By John Rosemond
Q.: My 10-year-old son is having a miserable experience at the two-week camp we sent him to. He says he hates it there, that the other kids don’t like him, and the counselor he was assigned to is mean. All this after just two days. He wants to come home. My instinct is to go get him, but my best friend says he’s manipulating me. What should we do?
A.: First, this is not apocalyptic. No matter what decision you make, your son’s future is not compromised. If you go and get him, he hasn’t beaten you at some mind game.
In other words, I would disagree with your friend. Your son’s not trying to manipulate you. He’s trying to get you to come get him and bring him home, and he’s being rather blatant about it. Manipulation is much more subtle than he’s capable of at this point in his life. Furthermore, I’m reasonably certain you can take his complaints at face value. He hates it there. The question becomes, “So what?”
If, on the other hand, you leave him there, he will not become catatonic and require confinement in a rubber room for the remainder of his life. He’ll get over it. In fact, if you ignore his complaints, or simply respond with “We made our decision when we wrote the check,” he will probably give up on his attempts to manipulate you (just kidding) and find some reason to make his camp experience more tolerable.
If I was in your shoes, I’d leave him there. But I’m a man, and men tend to have little sympathy for complaints of this sort, especially from their sons.
Q: Our 6-year-old says she’s afraid to go to sleep in her own bed, on her own. She wants one of us to stay in there with her until she falls asleep, which takes up to an hour. The further problem is she wakes up in the middle of the night screaming for us, and we have to sit with her again. This is getting old quick, not to mention we haven’t had a good night’s sleep in months. Your ideas?
A: I recently had the parents of a 4-year-old with the very same problem tell their daughter that they had talked to a doctor who told them that bedtime fears happen when a child isn’t getting enough sleep.
The fictional doctor prescribed a strict 6:30 bedtime until the child’s fears, including the screaming in the middle of the night, stopped for two straight weeks. At bedtime, the parents simply asked the girl, “Do you want us to stay with you?” If she said yes, then the two weeks started over the next day.
The parents later told me that it took three days for the child to realize that early bedtime was not worth having her parents stay with her while she fell asleep. At that point, she began proudly going to bed and off to sleep on her own.
It’s important to mention that I also told this little girl’s parents that they absolutely had to stop talking about the child’s fears.
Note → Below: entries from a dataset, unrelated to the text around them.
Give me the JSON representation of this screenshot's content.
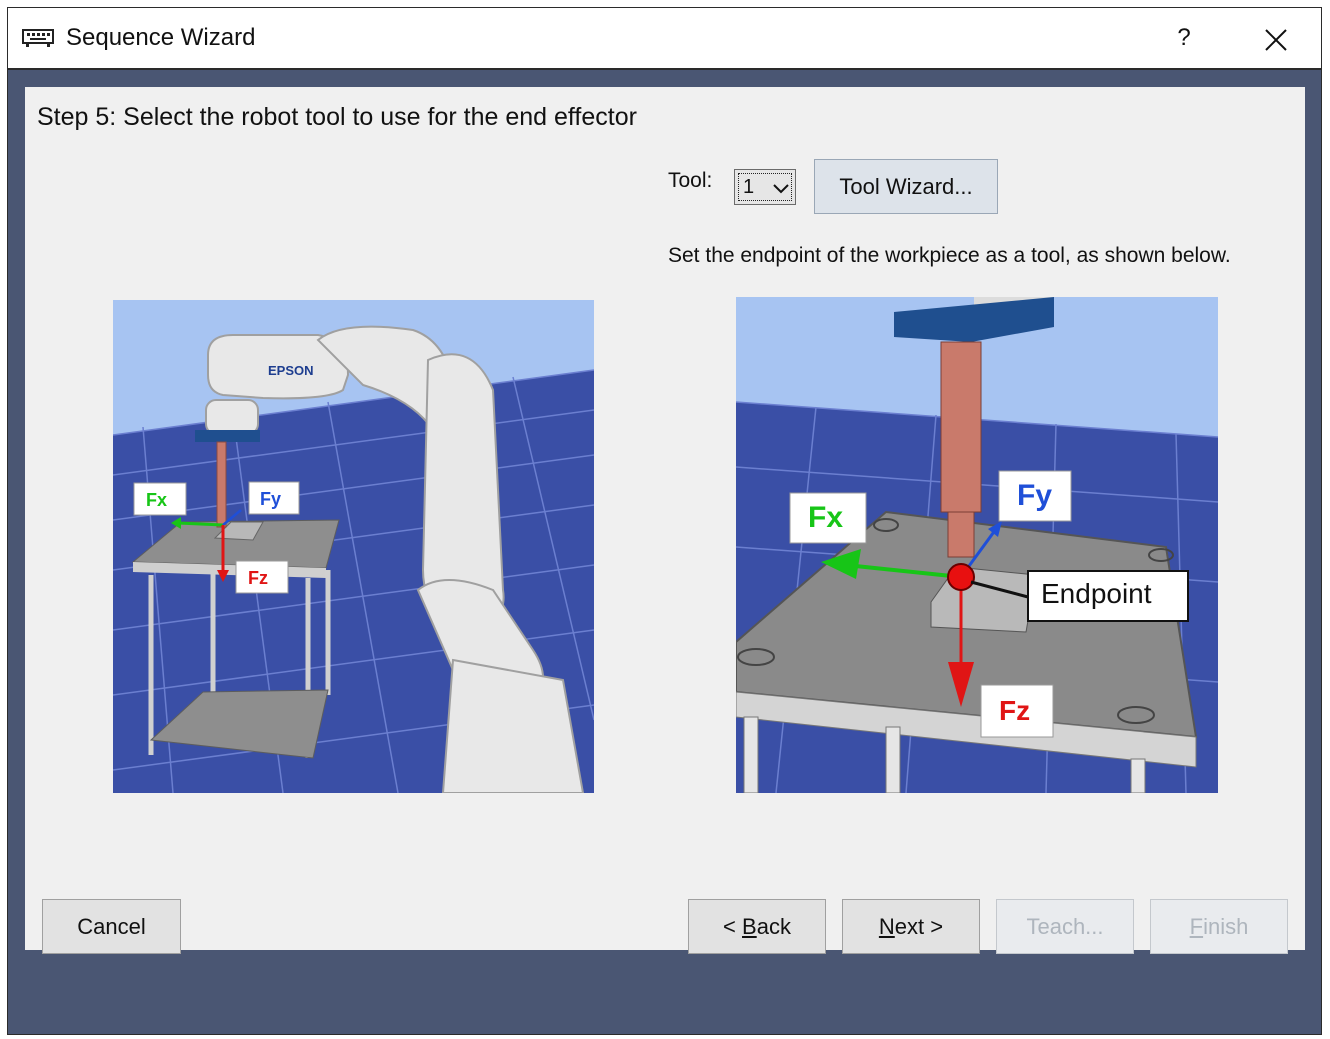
{
  "window": {
    "title": "Sequence Wizard",
    "help_label": "?",
    "app_icon": "keyboard-icon",
    "close_icon": "close-icon"
  },
  "step": {
    "title": "Step 5: Select the robot tool to use for the end effector"
  },
  "tool": {
    "label": "Tool:",
    "selected": "1",
    "wizard_button": "Tool Wizard..."
  },
  "instruction": "Set the endpoint of the workpiece as a tool, as shown below.",
  "illustration_left": {
    "brand": "EPSON",
    "fx": "Fx",
    "fy": "Fy",
    "fz": "Fz"
  },
  "illustration_right": {
    "fx": "Fx",
    "fy": "Fy",
    "fz": "Fz",
    "endpoint": "Endpoint"
  },
  "buttons": {
    "cancel": "Cancel",
    "back_prefix": "< ",
    "back_key": "B",
    "back_rest": "ack",
    "next_key": "N",
    "next_rest": "ext >",
    "teach": "Teach...",
    "finish_key": "F",
    "finish_rest": "inish"
  },
  "colors": {
    "frame": "#4a5673",
    "panel": "#f0f0f0",
    "fx": "#17c517",
    "fy": "#1f4fd8",
    "fz": "#e01515",
    "floor": "#3a4fa6",
    "sky": "#a7c4f2"
  }
}
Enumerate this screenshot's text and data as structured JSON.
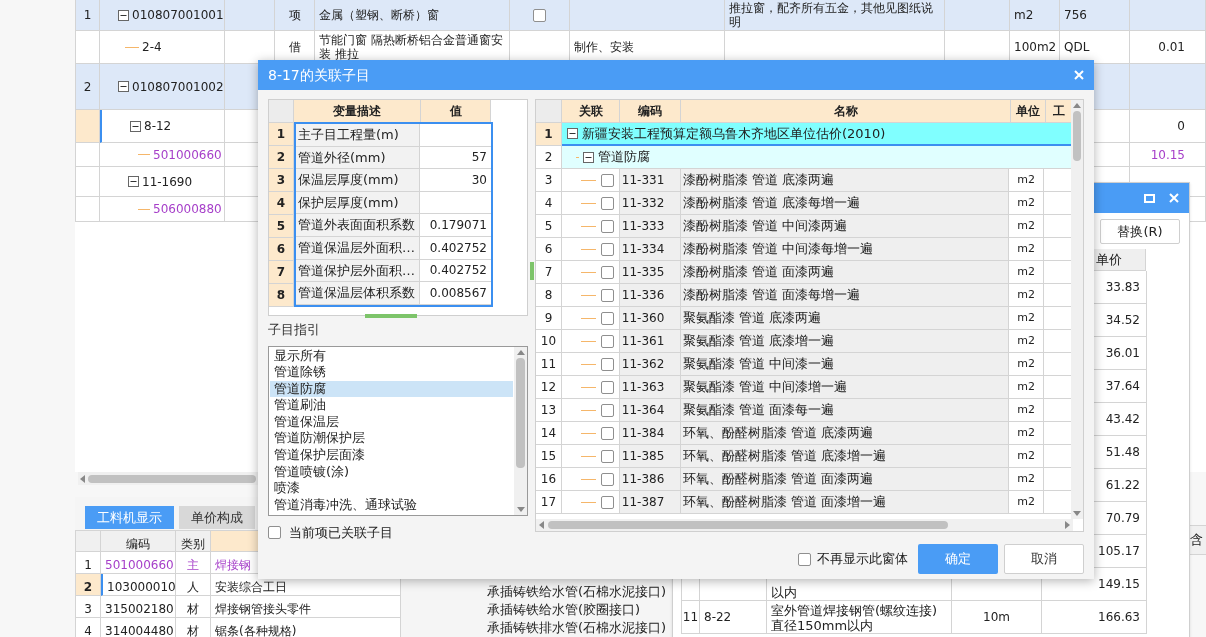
{
  "main_table": {
    "rows": [
      {
        "kind": "list_item",
        "number": "1",
        "code": "010807001001",
        "type": "项",
        "name": "金属（塑钢、断桥）窗",
        "checked": false,
        "description": "推拉窗，配齐所有五金，其他见图纸说明",
        "unit": "m2",
        "quantity": "756",
        "selected": false
      },
      {
        "kind": "quota",
        "code": "2-4",
        "type": "借",
        "name": "节能门窗 隔热断桥铝合金普通窗安装 推拉",
        "content": "制作、安装",
        "unit": "100m2",
        "quantity": "QDL",
        "value": "0.01",
        "selected": false
      },
      {
        "kind": "list_item",
        "number": "2",
        "code": "010807001002",
        "selected": false
      },
      {
        "kind": "quota_group",
        "code": "8-12",
        "value": "0",
        "selected": true
      },
      {
        "kind": "material",
        "code": "501000660",
        "value": "10.15",
        "selected": false
      },
      {
        "kind": "quota_group",
        "code": "11-1690",
        "selected": false
      },
      {
        "kind": "material",
        "code": "506000880",
        "selected": false
      }
    ]
  },
  "bottom_panel": {
    "tabs": [
      {
        "label": "工料机显示",
        "selected": true
      },
      {
        "label": "单价构成",
        "selected": false
      }
    ],
    "columns": [
      "编码",
      "类别"
    ],
    "rows": [
      {
        "number": "1",
        "code": "501000660",
        "category": "主",
        "name": "焊接钢",
        "kind": "main",
        "selected": false
      },
      {
        "number": "2",
        "code": "103000010",
        "category": "人",
        "name": "安装综合工日",
        "kind": "normal",
        "selected": true
      },
      {
        "number": "3",
        "code": "315002180",
        "category": "材",
        "name": "焊接钢管接头零件",
        "kind": "normal",
        "selected": false
      },
      {
        "number": "4",
        "code": "314004480",
        "category": "材",
        "name": "锯条(各种规格)",
        "kind": "normal",
        "selected": false
      }
    ]
  },
  "material_list": [
    "承插铸铁给水管(石棉水泥接口)",
    "承插铸铁给水管(胶圈接口)",
    "承插铸铁排水管(石棉水泥接口)"
  ],
  "edge_header": "含",
  "replace_dialog": {
    "button": "替换(R)",
    "price_header": "单价",
    "rows": [
      {
        "price": "33.83"
      },
      {
        "price": "34.52"
      },
      {
        "price": "36.01"
      },
      {
        "price": "37.64"
      },
      {
        "price": "43.42"
      },
      {
        "price": "51.48"
      },
      {
        "price": "61.22"
      },
      {
        "price": "70.79"
      },
      {
        "price": "105.17"
      },
      {
        "name": "以内",
        "price": "149.15"
      },
      {
        "number": "11",
        "code": "8-22",
        "name": "室外管道焊接钢管(螺纹连接) 直径150mm以内",
        "unit": "10m",
        "price": "166.63"
      }
    ]
  },
  "dialog": {
    "title": "8-17的关联子目",
    "variables": {
      "columns": [
        "变量描述",
        "值"
      ],
      "rows": [
        {
          "number": "1",
          "description": "主子目工程量(m)"
        },
        {
          "number": "2",
          "description": "管道外径(mm)",
          "value": "57"
        },
        {
          "number": "3",
          "description": "保温层厚度(mm)",
          "value": "30"
        },
        {
          "number": "4",
          "description": "保护层厚度(mm)"
        },
        {
          "number": "5",
          "description": "管道外表面面积系数",
          "value": "0.179071"
        },
        {
          "number": "6",
          "description": "管道保温层外面积…",
          "value": "0.402752"
        },
        {
          "number": "7",
          "description": "管道保护层外面积…",
          "value": "0.402752"
        },
        {
          "number": "8",
          "description": "管道保温层体积系数",
          "value": "0.008567"
        }
      ]
    },
    "guide_label": "子目指引",
    "guide_items": [
      {
        "label": "显示所有",
        "selected": false
      },
      {
        "label": "管道除锈",
        "selected": false
      },
      {
        "label": "管道防腐",
        "selected": true
      },
      {
        "label": "管道刷油",
        "selected": false
      },
      {
        "label": "管道保温层",
        "selected": false
      },
      {
        "label": "管道防潮保护层",
        "selected": false
      },
      {
        "label": "管道保护层面漆",
        "selected": false
      },
      {
        "label": "管道喷镀(涂)",
        "selected": false
      },
      {
        "label": "喷漆",
        "selected": false
      },
      {
        "label": "管道消毒冲洗、通球试验",
        "selected": false
      }
    ],
    "linked_only": {
      "label": "当前项已关联子目",
      "checked": false
    },
    "items_table": {
      "columns": [
        "关联",
        "编码",
        "名称",
        "单位",
        "工"
      ],
      "rows": [
        {
          "number": "1",
          "kind": "root",
          "name": "新疆安装工程预算定额乌鲁木齐地区单位估价(2010)",
          "selected": true
        },
        {
          "number": "2",
          "kind": "group",
          "name": "管道防腐",
          "selected": false
        },
        {
          "number": "3",
          "kind": "item",
          "checked": false,
          "code": "11-331",
          "name": "漆酚树脂漆 管道 底漆两遍",
          "unit": "m2",
          "selected": false
        },
        {
          "number": "4",
          "kind": "item",
          "checked": false,
          "code": "11-332",
          "name": "漆酚树脂漆 管道 底漆每增一遍",
          "unit": "m2",
          "selected": false
        },
        {
          "number": "5",
          "kind": "item",
          "checked": false,
          "code": "11-333",
          "name": "漆酚树脂漆 管道 中间漆两遍",
          "unit": "m2",
          "selected": false
        },
        {
          "number": "6",
          "kind": "item",
          "checked": false,
          "code": "11-334",
          "name": "漆酚树脂漆 管道 中间漆每增一遍",
          "unit": "m2",
          "selected": false
        },
        {
          "number": "7",
          "kind": "item",
          "checked": false,
          "code": "11-335",
          "name": "漆酚树脂漆 管道 面漆两遍",
          "unit": "m2",
          "selected": false
        },
        {
          "number": "8",
          "kind": "item",
          "checked": false,
          "code": "11-336",
          "name": "漆酚树脂漆 管道 面漆每增一遍",
          "unit": "m2",
          "selected": false
        },
        {
          "number": "9",
          "kind": "item",
          "checked": false,
          "code": "11-360",
          "name": "聚氨酯漆 管道 底漆两遍",
          "unit": "m2",
          "selected": false
        },
        {
          "number": "10",
          "kind": "item",
          "checked": false,
          "code": "11-361",
          "name": "聚氨酯漆 管道 底漆增一遍",
          "unit": "m2",
          "selected": false
        },
        {
          "number": "11",
          "kind": "item",
          "checked": false,
          "code": "11-362",
          "name": "聚氨酯漆 管道 中间漆一遍",
          "unit": "m2",
          "selected": false
        },
        {
          "number": "12",
          "kind": "item",
          "checked": false,
          "code": "11-363",
          "name": "聚氨酯漆 管道 中间漆增一遍",
          "unit": "m2",
          "selected": false
        },
        {
          "number": "13",
          "kind": "item",
          "checked": false,
          "code": "11-364",
          "name": "聚氨酯漆 管道 面漆每一遍",
          "unit": "m2",
          "selected": false
        },
        {
          "number": "14",
          "kind": "item",
          "checked": false,
          "code": "11-384",
          "name": "环氧、酚醛树脂漆 管道 底漆两遍",
          "unit": "m2",
          "selected": false
        },
        {
          "number": "15",
          "kind": "item",
          "checked": false,
          "code": "11-385",
          "name": "环氧、酚醛树脂漆 管道 底漆增一遍",
          "unit": "m2",
          "selected": false
        },
        {
          "number": "16",
          "kind": "item",
          "checked": false,
          "code": "11-386",
          "name": "环氧、酚醛树脂漆 管道 面漆两遍",
          "unit": "m2",
          "selected": false
        },
        {
          "number": "17",
          "kind": "item",
          "checked": false,
          "code": "11-387",
          "name": "环氧、酚醛树脂漆 管道 面漆增一遍",
          "unit": "m2",
          "selected": false
        }
      ]
    },
    "dont_show": {
      "label": "不再显示此窗体",
      "checked": false
    },
    "buttons": [
      {
        "label": "确定",
        "primary": true
      },
      {
        "label": "取消",
        "primary": false
      }
    ]
  }
}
Asking questions like, “What are you afraid of?” and trying to reassure children that their fears are not real only makes matters worse. Why? Who knows?
Anyway, you might try the doctor’s solution on for size.
Family psychologist John Rosemond answers parents’ questions at www.rosemond.com.